This page will be about the Cauchy-Schwarz inequality. It is assumed that the reader is familiar with vector norms, and dot products from linear algebra.

**Table Of Contents**

- The History Of The Cauchy-Schwarz Inequality
- Review Of The Dot Product
- Arriving To The Cauchy-Schwarz Inequality
- The Cauchy-Schwarz Inequality
- Applications

**The History Of The Cauchy-Schwarz Inequality**

The Cauchy-Schwarz inequality was named in honour of the French mathematician Augustin Cauchy and the German mathematician Hermann Schwarz. In this context, we are dealing with vectors but there are other variations of this inequality.

This inequality is sometimes called Cauchy’s inequality, the Schwarz inequality or the Bunyakovsky inequality. Bunyakovsky was a Russian mathematician who had his version of this equality 25 years before Schwarz.

**Review Of The Dot Product**

The dot product or the Euclidean inner product is an algebraic operation which takes two vectors of the same length and returns a scalar number.

Given the vectors and in ,

the dot product of and denoted by is:

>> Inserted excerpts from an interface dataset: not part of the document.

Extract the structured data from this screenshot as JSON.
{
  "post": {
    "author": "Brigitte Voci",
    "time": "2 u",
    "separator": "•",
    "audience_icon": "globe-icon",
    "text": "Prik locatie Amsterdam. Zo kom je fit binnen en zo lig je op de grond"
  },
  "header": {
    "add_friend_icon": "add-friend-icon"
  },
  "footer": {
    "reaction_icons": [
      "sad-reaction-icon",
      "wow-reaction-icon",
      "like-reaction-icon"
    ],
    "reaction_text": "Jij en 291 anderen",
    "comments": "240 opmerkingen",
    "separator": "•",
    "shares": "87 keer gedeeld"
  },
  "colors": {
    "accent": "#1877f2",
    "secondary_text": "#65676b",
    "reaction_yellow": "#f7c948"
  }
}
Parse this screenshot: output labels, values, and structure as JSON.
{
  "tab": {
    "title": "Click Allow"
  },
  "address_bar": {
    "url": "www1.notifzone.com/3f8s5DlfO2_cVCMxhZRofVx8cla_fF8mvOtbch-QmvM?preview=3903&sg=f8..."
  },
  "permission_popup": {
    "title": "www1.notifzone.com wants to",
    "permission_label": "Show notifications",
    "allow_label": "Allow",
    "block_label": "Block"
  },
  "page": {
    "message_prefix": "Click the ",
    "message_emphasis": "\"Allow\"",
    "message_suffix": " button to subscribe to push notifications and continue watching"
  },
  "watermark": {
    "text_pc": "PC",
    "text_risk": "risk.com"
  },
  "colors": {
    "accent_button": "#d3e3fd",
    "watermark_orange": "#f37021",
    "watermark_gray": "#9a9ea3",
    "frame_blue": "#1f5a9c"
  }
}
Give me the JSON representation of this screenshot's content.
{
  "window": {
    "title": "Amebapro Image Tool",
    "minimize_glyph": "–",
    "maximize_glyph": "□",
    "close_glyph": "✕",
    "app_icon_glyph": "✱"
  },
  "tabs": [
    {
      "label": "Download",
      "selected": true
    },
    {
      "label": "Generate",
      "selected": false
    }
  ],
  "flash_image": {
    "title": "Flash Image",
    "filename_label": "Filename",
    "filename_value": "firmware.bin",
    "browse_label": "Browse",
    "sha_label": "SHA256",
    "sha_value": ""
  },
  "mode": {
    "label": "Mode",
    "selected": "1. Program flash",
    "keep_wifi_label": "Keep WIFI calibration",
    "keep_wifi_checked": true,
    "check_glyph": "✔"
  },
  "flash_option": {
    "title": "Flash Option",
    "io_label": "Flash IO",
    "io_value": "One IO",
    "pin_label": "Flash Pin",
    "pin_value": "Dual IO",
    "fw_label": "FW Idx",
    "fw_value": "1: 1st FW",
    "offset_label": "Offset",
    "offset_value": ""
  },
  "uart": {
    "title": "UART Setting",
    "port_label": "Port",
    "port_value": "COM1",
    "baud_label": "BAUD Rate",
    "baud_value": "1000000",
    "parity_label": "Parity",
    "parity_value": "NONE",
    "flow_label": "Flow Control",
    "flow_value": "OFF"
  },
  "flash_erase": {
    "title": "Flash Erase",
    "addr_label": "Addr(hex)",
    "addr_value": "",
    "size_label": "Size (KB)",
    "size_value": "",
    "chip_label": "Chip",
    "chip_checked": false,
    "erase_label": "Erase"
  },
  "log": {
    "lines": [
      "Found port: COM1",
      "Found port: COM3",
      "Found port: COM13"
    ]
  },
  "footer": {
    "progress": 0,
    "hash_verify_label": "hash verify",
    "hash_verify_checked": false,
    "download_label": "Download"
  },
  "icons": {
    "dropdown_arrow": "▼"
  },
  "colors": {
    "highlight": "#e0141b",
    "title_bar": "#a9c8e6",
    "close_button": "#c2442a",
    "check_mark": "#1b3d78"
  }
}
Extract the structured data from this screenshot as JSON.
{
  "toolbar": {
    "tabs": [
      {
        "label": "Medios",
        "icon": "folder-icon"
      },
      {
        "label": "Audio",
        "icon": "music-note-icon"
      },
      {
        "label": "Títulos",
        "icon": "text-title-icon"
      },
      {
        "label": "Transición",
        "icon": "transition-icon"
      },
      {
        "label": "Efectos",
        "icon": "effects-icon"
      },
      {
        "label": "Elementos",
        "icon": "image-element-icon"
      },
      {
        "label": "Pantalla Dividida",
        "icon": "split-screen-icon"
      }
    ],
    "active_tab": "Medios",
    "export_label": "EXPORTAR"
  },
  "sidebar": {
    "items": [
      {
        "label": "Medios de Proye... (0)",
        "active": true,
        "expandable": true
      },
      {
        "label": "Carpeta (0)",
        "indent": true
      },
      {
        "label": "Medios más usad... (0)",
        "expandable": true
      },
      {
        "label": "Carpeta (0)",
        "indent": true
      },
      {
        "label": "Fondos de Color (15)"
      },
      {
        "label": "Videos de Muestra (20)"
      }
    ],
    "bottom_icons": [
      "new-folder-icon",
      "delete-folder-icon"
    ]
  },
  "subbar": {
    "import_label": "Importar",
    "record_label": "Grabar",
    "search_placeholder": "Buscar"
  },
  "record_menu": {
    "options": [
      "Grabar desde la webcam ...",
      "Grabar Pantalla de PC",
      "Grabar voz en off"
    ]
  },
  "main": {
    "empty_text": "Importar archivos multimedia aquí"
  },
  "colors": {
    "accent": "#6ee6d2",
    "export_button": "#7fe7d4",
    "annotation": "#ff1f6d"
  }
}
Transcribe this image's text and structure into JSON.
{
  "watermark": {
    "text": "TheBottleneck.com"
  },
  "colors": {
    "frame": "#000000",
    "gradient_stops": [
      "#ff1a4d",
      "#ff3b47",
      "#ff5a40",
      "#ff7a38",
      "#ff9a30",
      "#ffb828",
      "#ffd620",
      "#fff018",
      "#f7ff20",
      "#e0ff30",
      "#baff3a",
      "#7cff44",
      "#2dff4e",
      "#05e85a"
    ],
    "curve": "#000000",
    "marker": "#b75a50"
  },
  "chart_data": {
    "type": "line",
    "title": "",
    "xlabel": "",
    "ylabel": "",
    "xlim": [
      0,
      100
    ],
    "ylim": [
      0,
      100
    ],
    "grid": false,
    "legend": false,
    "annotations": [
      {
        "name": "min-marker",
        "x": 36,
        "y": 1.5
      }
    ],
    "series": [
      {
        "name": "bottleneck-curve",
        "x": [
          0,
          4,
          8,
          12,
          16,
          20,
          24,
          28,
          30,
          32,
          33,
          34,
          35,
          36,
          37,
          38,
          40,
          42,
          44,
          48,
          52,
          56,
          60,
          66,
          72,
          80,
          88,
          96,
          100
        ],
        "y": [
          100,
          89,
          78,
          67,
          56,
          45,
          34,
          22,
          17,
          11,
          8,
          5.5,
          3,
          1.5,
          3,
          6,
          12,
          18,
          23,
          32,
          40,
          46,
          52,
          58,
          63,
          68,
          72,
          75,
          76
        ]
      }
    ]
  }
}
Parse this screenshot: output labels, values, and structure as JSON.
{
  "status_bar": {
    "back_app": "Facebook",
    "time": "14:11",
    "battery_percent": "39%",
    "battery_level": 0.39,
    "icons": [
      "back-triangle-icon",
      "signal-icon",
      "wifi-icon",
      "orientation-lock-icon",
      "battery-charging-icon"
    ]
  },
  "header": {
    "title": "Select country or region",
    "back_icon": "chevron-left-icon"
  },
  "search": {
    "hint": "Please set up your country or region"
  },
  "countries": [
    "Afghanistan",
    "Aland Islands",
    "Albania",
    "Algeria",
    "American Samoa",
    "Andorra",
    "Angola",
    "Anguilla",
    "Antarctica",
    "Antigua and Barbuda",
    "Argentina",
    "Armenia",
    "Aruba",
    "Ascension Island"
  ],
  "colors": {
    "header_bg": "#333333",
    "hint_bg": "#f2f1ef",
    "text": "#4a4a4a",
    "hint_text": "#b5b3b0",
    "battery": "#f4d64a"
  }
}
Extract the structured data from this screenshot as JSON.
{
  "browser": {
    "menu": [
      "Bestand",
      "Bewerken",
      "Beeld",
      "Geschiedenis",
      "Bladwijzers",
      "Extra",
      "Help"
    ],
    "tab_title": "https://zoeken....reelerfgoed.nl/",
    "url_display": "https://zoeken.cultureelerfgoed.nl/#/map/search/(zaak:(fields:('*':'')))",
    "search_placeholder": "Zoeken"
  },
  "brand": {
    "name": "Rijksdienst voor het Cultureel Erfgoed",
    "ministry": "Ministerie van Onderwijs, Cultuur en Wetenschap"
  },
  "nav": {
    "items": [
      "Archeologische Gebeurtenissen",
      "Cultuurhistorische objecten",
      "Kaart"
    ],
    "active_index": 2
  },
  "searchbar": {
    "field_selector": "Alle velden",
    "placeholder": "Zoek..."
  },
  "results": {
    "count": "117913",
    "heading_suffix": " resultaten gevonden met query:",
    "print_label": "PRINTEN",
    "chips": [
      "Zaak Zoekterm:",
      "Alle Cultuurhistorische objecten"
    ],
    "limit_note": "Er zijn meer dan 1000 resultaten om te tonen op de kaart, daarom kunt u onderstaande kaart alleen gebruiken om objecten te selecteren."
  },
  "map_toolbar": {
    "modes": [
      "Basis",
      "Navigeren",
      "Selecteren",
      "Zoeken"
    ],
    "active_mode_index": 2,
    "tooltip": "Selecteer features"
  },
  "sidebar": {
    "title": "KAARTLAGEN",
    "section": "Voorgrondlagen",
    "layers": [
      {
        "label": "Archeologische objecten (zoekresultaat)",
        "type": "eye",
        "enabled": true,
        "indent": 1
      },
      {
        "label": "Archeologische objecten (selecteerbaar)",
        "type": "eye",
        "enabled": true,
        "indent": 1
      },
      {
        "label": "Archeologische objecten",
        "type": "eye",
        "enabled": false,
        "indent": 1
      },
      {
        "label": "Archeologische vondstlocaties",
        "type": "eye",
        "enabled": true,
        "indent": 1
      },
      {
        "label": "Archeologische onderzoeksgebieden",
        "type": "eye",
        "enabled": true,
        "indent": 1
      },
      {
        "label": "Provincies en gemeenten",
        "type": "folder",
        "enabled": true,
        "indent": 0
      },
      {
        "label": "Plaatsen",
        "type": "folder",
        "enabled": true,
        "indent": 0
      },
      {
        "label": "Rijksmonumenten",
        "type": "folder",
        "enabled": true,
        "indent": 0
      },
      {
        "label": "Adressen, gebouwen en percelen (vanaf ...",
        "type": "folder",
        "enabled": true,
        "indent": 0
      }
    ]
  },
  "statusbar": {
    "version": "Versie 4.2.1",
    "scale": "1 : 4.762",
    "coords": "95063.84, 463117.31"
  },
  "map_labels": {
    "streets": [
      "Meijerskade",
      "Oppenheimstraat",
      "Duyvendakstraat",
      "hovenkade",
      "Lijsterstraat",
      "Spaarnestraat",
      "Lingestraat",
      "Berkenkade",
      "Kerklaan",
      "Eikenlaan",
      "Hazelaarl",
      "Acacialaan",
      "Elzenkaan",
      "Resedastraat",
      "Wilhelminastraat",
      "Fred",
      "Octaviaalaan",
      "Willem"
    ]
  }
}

If we have the special case of then we obtain the square of the norm as follows:

From the above result, we can identify that the norm or the length of a vector can be expressed as the square root of the dot product (below).

The dot product has an alternate formula for vectors and in . We have:

**Arriving To The Cauchy-Schwarz Inequality**

The dot product along with norms can help us find the cosine of an angle . A useful formula is:

where , are vectors in and is the angle between and . The angle is defined to be between 0 and ().

Recall from pre-calculus class that the cosine of an angle has a minimum of -1 and a maximum of +1. We can find the angle by taking the cosine inverse of .

From the above, we can note that we have the inequality:

Multiplying all the terms in the above inequality by gives:

We use the middle term and the one on the right as the focus for the Cauchy-Schwarz Inequality.

**The Cauchy-Schwarz Inequality**

Suppose there are two vectors and in , we have:

In terms of components, the above can be expressed as:

Recall that .

**Applications**

I do not know from the top of my head of the applications of this inequality. However, I would suspect that the Cauchy-Schwartz inequality does have useful mathematical applications in (higher-level) linear algebra, probability theory, real analysis, topology and vector algebra.